───── RECORDS FOR THIS EXERCISE

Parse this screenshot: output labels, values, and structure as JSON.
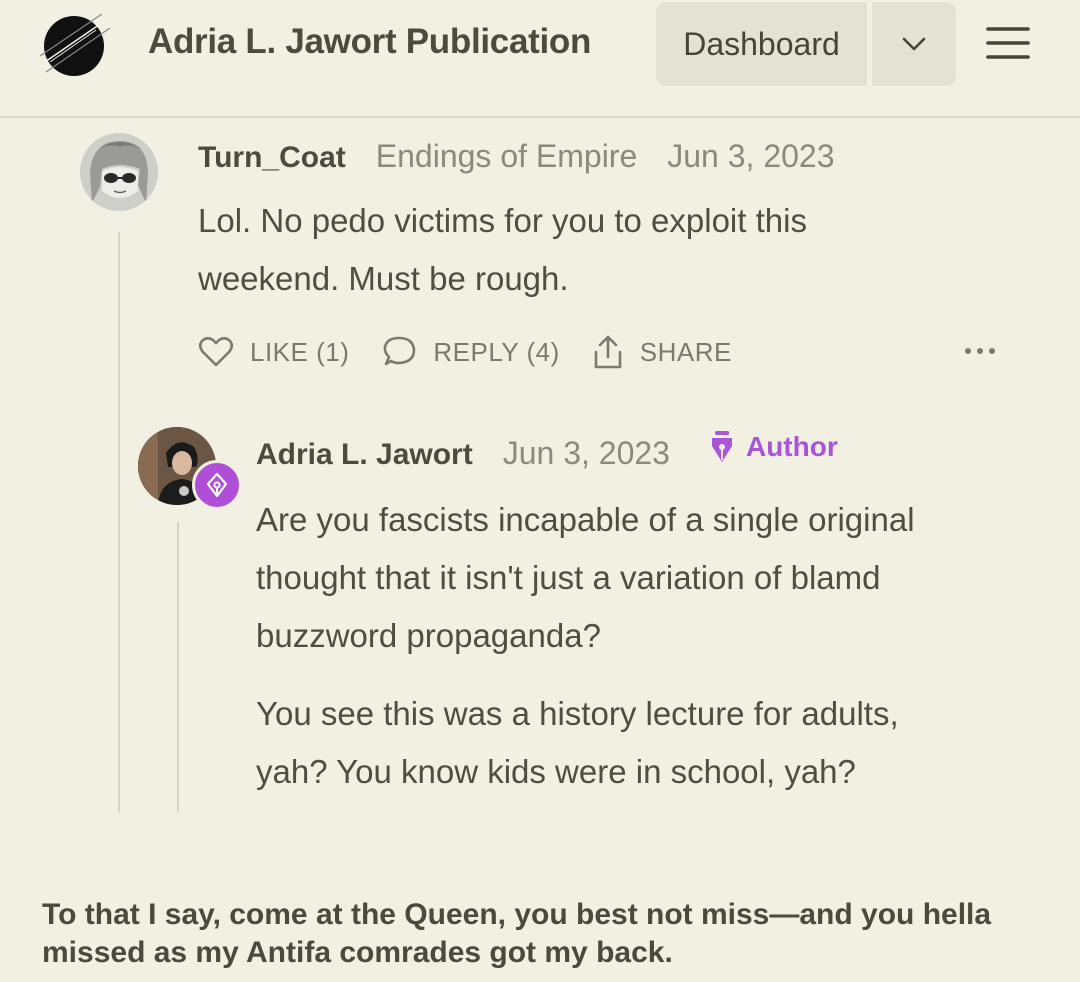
{
  "header": {
    "publication_title": "Adria L. Jawort Publication",
    "dashboard_label": "Dashboard",
    "icons": {
      "logo": "slashed-circle-logo",
      "caret": "chevron-down-icon",
      "menu": "hamburger-menu-icon"
    }
  },
  "comments": [
    {
      "username": "Turn_Coat",
      "publication": "Endings of Empire",
      "date": "Jun 3, 2023",
      "lines": [
        "Lol. No pedo victims for you to exploit this",
        "weekend. Must be rough."
      ],
      "actions": {
        "like": "LIKE (1)",
        "reply": "REPLY (4)",
        "share": "SHARE"
      },
      "icons": {
        "avatar": "anime-avatar",
        "like": "heart-icon",
        "reply": "speech-bubble-icon",
        "share": "share-arrow-icon",
        "more": "more-dots-icon"
      }
    },
    {
      "username": "Adria L. Jawort",
      "date": "Jun 3, 2023",
      "badge": "Author",
      "paragraph1": [
        "Are you fascists incapable of a single original",
        "thought that it isn't just a variation of blamd",
        "buzzword propaganda?"
      ],
      "paragraph2": [
        "You see this was a history lecture for adults,",
        "yah? You know kids were in school, yah?"
      ],
      "icons": {
        "avatar": "profile-photo-avatar",
        "badge": "pen-nib-icon"
      }
    }
  ],
  "caption": {
    "line1": "To that I say, come at the Queen, you best not miss—and you hella",
    "line2": "missed as my Antifa comrades got my back."
  },
  "colors": {
    "background": "#f1f0e2",
    "author_accent": "#a855d8",
    "muted_text": "#8a8a7e"
  }
}
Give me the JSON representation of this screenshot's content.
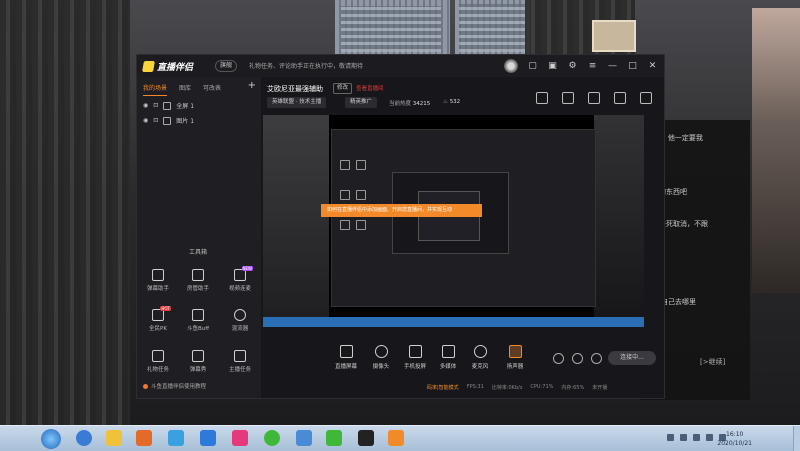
{
  "app": {
    "logo_text": "直播伴侣",
    "badge": "旗舰",
    "notice": "礼物任务、评论助手正在执行中，敬请期待"
  },
  "left_panel": {
    "tabs": [
      "我的场景",
      "图库",
      "可改表"
    ],
    "active_tab": 0,
    "add_label": "+",
    "sources": [
      "全屏 1",
      "图片 1"
    ],
    "toolbox_title": "工具箱",
    "tools": [
      {
        "label": "弹幕助手",
        "icon": "danmu-icon"
      },
      {
        "label": "房管助手",
        "icon": "room-manager-icon"
      },
      {
        "label": "视频连麦",
        "icon": "video-link-icon",
        "tag": "NEW"
      },
      {
        "label": "全民PK",
        "icon": "pk-icon",
        "tag": "HOT"
      },
      {
        "label": "斗鱼Buff",
        "icon": "buff-icon"
      },
      {
        "label": "混流器",
        "icon": "mixer-icon"
      },
      {
        "label": "礼物任务",
        "icon": "gift-task-icon"
      },
      {
        "label": "弹幕秀",
        "icon": "danmu-show-icon"
      },
      {
        "label": "主播任务",
        "icon": "anchor-task-icon"
      }
    ],
    "footer": "斗鱼直播伴侣使用教程"
  },
  "main": {
    "room_title": "艾欧尼亚最强辅助",
    "edit_label": "修改",
    "red_link": "查看直播间",
    "chips": [
      "英雄联盟 · 技术主播",
      "精英推广"
    ],
    "follow_label": "当前热度",
    "follow_value": "34215",
    "hot_value": "532",
    "preview_banner": "如何在直播伴侣中添加画面、开启您直播间，并实现互动"
  },
  "bottom_tools": [
    {
      "label": "直播屏幕",
      "icon": "screen-icon"
    },
    {
      "label": "摄像头",
      "icon": "camera-icon"
    },
    {
      "label": "手机投屏",
      "icon": "phone-cast-icon"
    },
    {
      "label": "多媒体",
      "icon": "media-icon"
    },
    {
      "label": "麦克风",
      "icon": "mic-icon"
    },
    {
      "label": "扬声器",
      "icon": "speaker-icon"
    }
  ],
  "live_button": "连接中...",
  "status_bar": {
    "mode": "码率|智能模式",
    "fps": "FPS:31",
    "bitrate": "比特率:0Kb/s",
    "cpu": "CPU:71%",
    "mem": "内存:65%",
    "network": "未开播"
  },
  "desktop_overlay": {
    "lines": [
      "了!你! 他一定要我",
      "我的东西吧",
      "我去死取消，不跟",
      "你自己去哪里"
    ],
    "continue_label": "[>继续]"
  },
  "taskbar": {
    "time": "16:10",
    "date": "2020/10/21"
  },
  "colors": {
    "accent": "#f28a2a",
    "danger": "#e23b3b",
    "window_bg": "#17171b",
    "taskbar": "#c9d9ea"
  }
}
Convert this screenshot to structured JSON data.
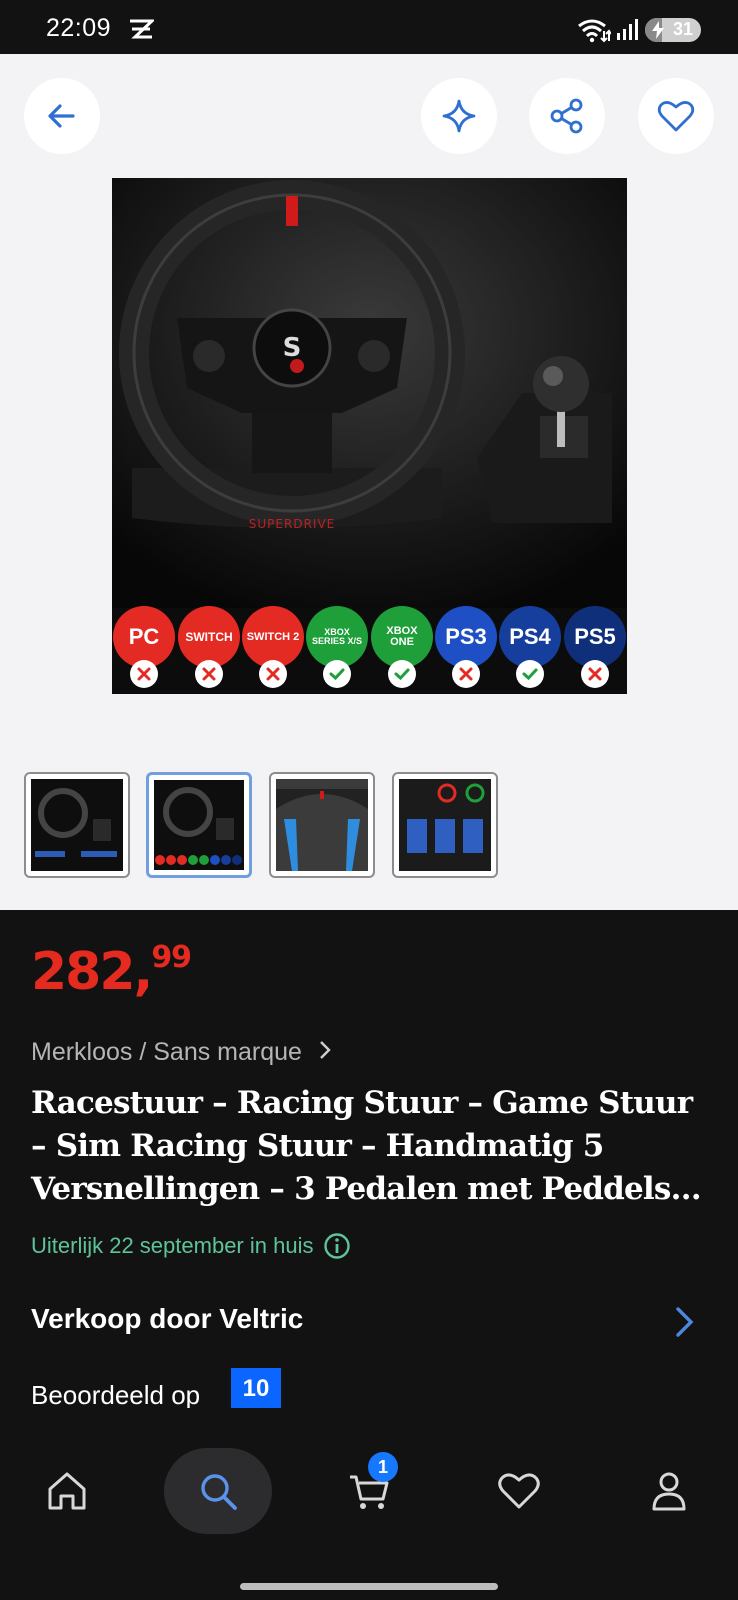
{
  "status_bar": {
    "time": "22:09",
    "app_icon": "notification-app-icon",
    "wifi_icon": "wifi-icon",
    "signal_icon": "signal-icon",
    "battery_level": "31",
    "battery_fraction": 0.31
  },
  "top_actions": {
    "back": "arrow-left-icon",
    "ai": "sparkle-icon",
    "share": "share-icon",
    "favorite": "heart-icon"
  },
  "product_image": {
    "brand_mark": "SUPERDRIVE",
    "compatibility": [
      {
        "label": "PC",
        "supported": false,
        "color": "#e32b24"
      },
      {
        "label": "SWITCH",
        "supported": false,
        "color": "#e32b24"
      },
      {
        "label": "SWITCH 2",
        "supported": false,
        "color": "#e32b24"
      },
      {
        "label": "XBOX SERIES X/S",
        "supported": true,
        "color": "#1e9f3a"
      },
      {
        "label": "XBOX ONE",
        "supported": true,
        "color": "#1e9f3a"
      },
      {
        "label": "PS3",
        "supported": false,
        "color": "#1e4fc4"
      },
      {
        "label": "PS4",
        "supported": true,
        "color": "#163e9c"
      },
      {
        "label": "PS5",
        "supported": false,
        "color": "#102f7a"
      }
    ]
  },
  "thumbnails": {
    "count": 4,
    "active_index": 1
  },
  "price": {
    "whole": "282,",
    "cents": "99",
    "color": "#e52b1f"
  },
  "brand": {
    "label": "Merkloos / Sans marque",
    "chevron": "chevron-right-icon"
  },
  "title": "Racestuur – Racing Stuur – Game Stuur – Sim Racing Stuur – Handmatig 5 Versnellingen – 3 Pedalen met Peddels…",
  "delivery": {
    "text": "Uiterlijk 22 september in huis",
    "icon": "info-icon",
    "color": "#5fc39a"
  },
  "seller": {
    "label": "Verkoop door Veltric",
    "chevron": "chevron-right-icon"
  },
  "rating": {
    "label": "Beoordeeld op",
    "score": "10"
  },
  "bottom_nav": {
    "home": "home-icon",
    "search": "search-icon",
    "cart": "cart-icon",
    "cart_count": "1",
    "favorites": "heart-icon",
    "account": "user-icon"
  },
  "accent_color": "#0a66ff"
}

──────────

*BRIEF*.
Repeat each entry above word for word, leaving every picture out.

*EXERCISE SOLUTION*.
Parse this screenshot: output labels, values, and structure as JSON.
{
  "header": {
    "publication_title": "Adria L. Jawort Publication",
    "dashboard_label": "Dashboard",
    "icons": {
      "logo": "slashed-circle-logo",
      "caret": "chevron-down-icon",
      "menu": "hamburger-menu-icon"
    }
  },
  "comments": [
    {
      "username": "Turn_Coat",
      "publication": "Endings of Empire",
      "date": "Jun 3, 2023",
      "lines": [
        "Lol. No pedo victims for you to exploit this",
        "weekend. Must be rough."
      ],
      "actions": {
        "like": "LIKE (1)",
        "reply": "REPLY (4)",
        "share": "SHARE"
      },
      "icons": {
        "avatar": "anime-avatar",
        "like": "heart-icon",
        "reply": "speech-bubble-icon",
        "share": "share-arrow-icon",
        "more": "more-dots-icon"
      }
    },
    {
      "username": "Adria L. Jawort",
      "date": "Jun 3, 2023",
      "badge": "Author",
      "paragraph1": [
        "Are you fascists incapable of a single original",
        "thought that it isn't just a variation of blamd",
        "buzzword propaganda?"
      ],
      "paragraph2": [
        "You see this was a history lecture for adults,",
        "yah? You know kids were in school, yah?"
      ],
      "icons": {
        "avatar": "profile-photo-avatar",
        "badge": "pen-nib-icon"
      }
    }
  ],
  "caption": {
    "line1": "To that I say, come at the Queen, you best not miss—and you hella",
    "line2": "missed as my Antifa comrades got my back."
  },
  "colors": {
    "background": "#f1f0e2",
    "author_accent": "#a855d8",
    "muted_text": "#8a8a7e"
  }
}
Give me the JSON representation of this screenshot's content.
{
  "app": {
    "logo_text": "直播伴侣",
    "badge": "旗舰",
    "notice": "礼物任务、评论助手正在执行中，敬请期待"
  },
  "left_panel": {
    "tabs": [
      "我的场景",
      "图库",
      "可改表"
    ],
    "active_tab": 0,
    "add_label": "+",
    "sources": [
      "全屏 1",
      "图片 1"
    ],
    "toolbox_title": "工具箱",
    "tools": [
      {
        "label": "弹幕助手",
        "icon": "danmu-icon"
      },
      {
        "label": "房管助手",
        "icon": "room-manager-icon"
      },
      {
        "label": "视频连麦",
        "icon": "video-link-icon",
        "tag": "NEW"
      },
      {
        "label": "全民PK",
        "icon": "pk-icon",
        "tag": "HOT"
      },
      {
        "label": "斗鱼Buff",
        "icon": "buff-icon"
      },
      {
        "label": "混流器",
        "icon": "mixer-icon"
      },
      {
        "label": "礼物任务",
        "icon": "gift-task-icon"
      },
      {
        "label": "弹幕秀",
        "icon": "danmu-show-icon"
      },
      {
        "label": "主播任务",
        "icon": "anchor-task-icon"
      }
    ],
    "footer": "斗鱼直播伴侣使用教程"
  },
  "main": {
    "room_title": "艾欧尼亚最强辅助",
    "edit_label": "修改",
    "red_link": "查看直播间",
    "chips": [
      "英雄联盟 · 技术主播",
      "精英推广"
    ],
    "follow_label": "当前热度",
    "follow_value": "34215",
    "hot_value": "532",
    "preview_banner": "如何在直播伴侣中添加画面、开启您直播间，并实现互动"
  },
  "bottom_tools": [
    {
      "label": "直播屏幕",
      "icon": "screen-icon"
    },
    {
      "label": "摄像头",
      "icon": "camera-icon"
    },
    {
      "label": "手机投屏",
      "icon": "phone-cast-icon"
    },
    {
      "label": "多媒体",
      "icon": "media-icon"
    },
    {
      "label": "麦克风",
      "icon": "mic-icon"
    },
    {
      "label": "扬声器",
      "icon": "speaker-icon"
    }
  ],
  "live_button": "连接中...",
  "status_bar": {
    "mode": "码率|智能模式",
    "fps": "FPS:31",
    "bitrate": "比特率:0Kb/s",
    "cpu": "CPU:71%",
    "mem": "内存:65%",
    "network": "未开播"
  },
  "desktop_overlay": {
    "lines": [
      "了!你! 他一定要我",
      "我的东西吧",
      "我去死取消，不跟",
      "你自己去哪里"
    ],
    "continue_label": "[>继续]"
  },
  "taskbar": {
    "time": "16:10",
    "date": "2020/10/21"
  },
  "colors": {
    "accent": "#f28a2a",
    "danger": "#e23b3b",
    "window_bg": "#17171b",
    "taskbar": "#c9d9ea"
  }
}
Convert this screenshot to structured JSON data.
{
  "status_bar": {
    "time": "22:09",
    "app_icon": "notification-app-icon",
    "wifi_icon": "wifi-icon",
    "signal_icon": "signal-icon",
    "battery_level": "31",
    "battery_fraction": 0.31
  },
  "top_actions": {
    "back": "arrow-left-icon",
    "ai": "sparkle-icon",
    "share": "share-icon",
    "favorite": "heart-icon"
  },
  "product_image": {
    "brand_mark": "SUPERDRIVE",
    "compatibility": [
      {
        "label": "PC",
        "supported": false,
        "color": "#e32b24"
      },
      {
        "label": "SWITCH",
        "supported": false,
        "color": "#e32b24"
      },
      {
        "label": "SWITCH 2",
        "supported": false,
        "color": "#e32b24"
      },
      {
        "label": "XBOX SERIES X/S",
        "supported": true,
        "color": "#1e9f3a"
      },
      {
        "label": "XBOX ONE",
        "supported": true,
        "color": "#1e9f3a"
      },
      {
        "label": "PS3",
        "supported": false,
        "color": "#1e4fc4"
      },
      {
        "label": "PS4",
        "supported": true,
        "color": "#163e9c"
      },
      {
        "label": "PS5",
        "supported": false,
        "color": "#102f7a"
      }
    ]
  },
  "thumbnails": {
    "count": 4,
    "active_index": 1
  },
  "price": {
    "whole": "282,",
    "cents": "99",
    "color": "#e52b1f"
  },
  "brand": {
    "label": "Merkloos / Sans marque",
    "chevron": "chevron-right-icon"
  },
  "title": "Racestuur – Racing Stuur – Game Stuur – Sim Racing Stuur – Handmatig 5 Versnellingen – 3 Pedalen met Peddels…",
  "delivery": {
    "text": "Uiterlijk 22 september in huis",
    "icon": "info-icon",
    "color": "#5fc39a"
  },
  "seller": {
    "label": "Verkoop door Veltric",
    "chevron": "chevron-right-icon"
  },
  "rating": {
    "label": "Beoordeeld op",
    "score": "10"
  },
  "bottom_nav": {
    "home": "home-icon",
    "search": "search-icon",
    "cart": "cart-icon",
    "cart_count": "1",
    "favorites": "heart-icon",
    "account": "user-icon"
  },
  "accent_color": "#0a66ff"
}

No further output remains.